Salt Lake City’s Water Week kicks off with Hogle Zoo scavenger hunt
By ben Fulton
The Salt Lake TribuneFirst published May 06 2012 05:32PM
The blue-lettered placards placed at key locations throughout Hogle Zoo for Salt Lake City’s Water Week of conservation education range from the shocking to the outright savage.
Find at least four of these six placards, as did the Beal children of Idaho Falls, Idaho, during Water Week’s kickoff Sunday morning, and you’ll score temporary tattoos for the kids. More than that, you’ll glean conversation-worthy knowledge about the connections between wildlife and water.
The scavenger hunt designed for families is just one of a deluge of activities scheduled through Saturday, when Water Week offers everything from gardening tips and sales to lectures, children’s story time and a fly-fishing demonstration.
Not even film buffs have been left out of the action: Documentaries are available about the Great Salt Lake shoreline and one U.S. serviceman’s personal battle against water contamination at a North Carolina Marine base.
Clint Beal, a 25-year-old pipe worker who takes the family on regular trips to Salt Lake City for daughter Brina’s juvenile rheumatoid arthritis, said he jumped at the chance to learn more through Sunday’s scavenger hunt.

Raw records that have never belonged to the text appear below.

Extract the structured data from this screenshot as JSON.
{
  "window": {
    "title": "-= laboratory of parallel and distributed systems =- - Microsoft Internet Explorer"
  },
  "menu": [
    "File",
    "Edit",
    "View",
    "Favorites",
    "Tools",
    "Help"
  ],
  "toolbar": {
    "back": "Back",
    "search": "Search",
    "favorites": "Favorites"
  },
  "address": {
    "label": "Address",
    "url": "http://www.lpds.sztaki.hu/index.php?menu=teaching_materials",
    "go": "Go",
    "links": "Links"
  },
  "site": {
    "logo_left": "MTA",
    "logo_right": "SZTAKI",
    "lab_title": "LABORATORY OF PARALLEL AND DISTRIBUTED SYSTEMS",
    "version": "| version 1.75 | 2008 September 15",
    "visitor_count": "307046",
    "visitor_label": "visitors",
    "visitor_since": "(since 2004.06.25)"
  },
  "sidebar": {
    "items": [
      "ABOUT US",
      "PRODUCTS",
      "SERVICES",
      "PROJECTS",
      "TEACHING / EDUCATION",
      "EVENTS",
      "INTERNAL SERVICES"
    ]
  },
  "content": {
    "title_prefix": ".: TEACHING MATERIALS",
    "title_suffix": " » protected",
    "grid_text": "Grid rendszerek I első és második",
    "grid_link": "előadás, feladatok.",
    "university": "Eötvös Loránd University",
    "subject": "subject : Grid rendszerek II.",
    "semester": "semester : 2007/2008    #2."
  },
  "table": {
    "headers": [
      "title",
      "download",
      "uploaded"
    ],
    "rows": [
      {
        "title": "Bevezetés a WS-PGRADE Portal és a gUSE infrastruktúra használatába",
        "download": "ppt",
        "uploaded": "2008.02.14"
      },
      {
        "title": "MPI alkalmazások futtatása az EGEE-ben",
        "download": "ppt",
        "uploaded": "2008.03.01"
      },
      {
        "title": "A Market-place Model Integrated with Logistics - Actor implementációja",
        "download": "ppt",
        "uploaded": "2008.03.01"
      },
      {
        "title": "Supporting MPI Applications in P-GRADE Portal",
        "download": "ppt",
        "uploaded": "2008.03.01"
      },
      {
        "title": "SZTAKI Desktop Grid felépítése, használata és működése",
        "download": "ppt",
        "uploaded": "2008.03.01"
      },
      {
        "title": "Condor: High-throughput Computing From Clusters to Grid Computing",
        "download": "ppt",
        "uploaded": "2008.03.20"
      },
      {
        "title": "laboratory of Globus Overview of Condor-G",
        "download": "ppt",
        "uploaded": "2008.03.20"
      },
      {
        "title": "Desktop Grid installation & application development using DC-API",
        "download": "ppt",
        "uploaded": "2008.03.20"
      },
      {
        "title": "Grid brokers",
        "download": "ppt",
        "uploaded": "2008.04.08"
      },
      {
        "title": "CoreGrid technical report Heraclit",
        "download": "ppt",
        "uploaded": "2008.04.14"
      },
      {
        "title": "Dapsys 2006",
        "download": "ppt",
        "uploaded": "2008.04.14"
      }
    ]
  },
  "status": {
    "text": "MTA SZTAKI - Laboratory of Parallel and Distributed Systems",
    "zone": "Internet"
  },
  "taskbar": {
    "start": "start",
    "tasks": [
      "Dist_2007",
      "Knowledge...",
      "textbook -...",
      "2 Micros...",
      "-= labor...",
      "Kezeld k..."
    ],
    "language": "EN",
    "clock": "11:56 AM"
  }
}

The chance for other families to do the same lasts through Saturday.
"Heck, yeah," Beal said. "It’s something to keep us involved, instead of just walking around looking."
The Beal family read one placard after watching 2-year-old elephant Zuri roll in mud and scratch her hind ankle, learning that elephants sometimes walk 60 miles — about the distance between Salt Lake City to Provo — for a drink.
Another, read while senior camel Gobi raised his arthritic legs, said that contrary to popular thought, camels don’t store water in their humps, which store fat. Water is stored in the walls of a camel’s stomach, where it’s released gradually before the next 50-gallon fill-up.
The zoo’s stunning Amur tigers, a trio of brothers, become even more fearful in their dazzling symmetry after reading the Water Week placard nearby.
"Tigers don’t just use water for drinking," it reads. "They often hide by water holes waiting for unsuspecting prey to stop by for a drink. After dinner, a tiger might take a dip in the water hole to cool off and play. Who doesn’t like a trip to the pool or a hot day?"
For Beal, the most shocking placard stood by the zoo’s famous water fountain enclosed in the gaping mouth of a plastic lion.
"How can you help reduce the demand on water supplies?" it asks. "Tap it! Bottled water requires a lot of energy and water for bottling and transport. Drinking tap water leaves more to go around."
"I never knew that bottled water actually wasted water," Beal said. "I always thought it was the opposite. I’ll pass that on at work, the in-laws and everyone I know."
That, of course is the point, for public education programs in the spirit of Water Week. The legislative brainchild of then-House Minority Leader Ralph Becker in 2007, before he became Salt Lake City mayor, his bill was signed into law and designated for the first full week of May as State Water Week by then-Gov. Jon Huntsman Jr.
Utah boasts two national distinctions when it comes to water use, according to the website of the Utah Rivers Council, a nonprofit organization advocating the conservation and stewardship of Utah rivers. Living in the second most arid state after Nevada, Utah residents use more water per capita than any other state. On top of that, our water rates are the second lowest in the nation. The low cost of water, up to 70 percent used outside the home, according to the council, makes conservation difficult.
Liz Larsen, conservation coordinator for Hogle Zoo, said the scavenger hunt was a natural fit for the zoo’s third year of participation in Water Week.
"Water in our state is a concern to us. Something we see every day in the care of our animals is their relationship with water," she said.
The zoo will become even more water-oriented with the June 1 opening of its "Rocky Shores" exhibit of fresh- and salt-water animals, including two river otters, three harbor seals and three sea lions. Larsen said water for those exhibits will be recycled and filtered in a closed loop system so that the habitat pools won’t require draining and refilling.
"That saves us water — big time," Larsen said.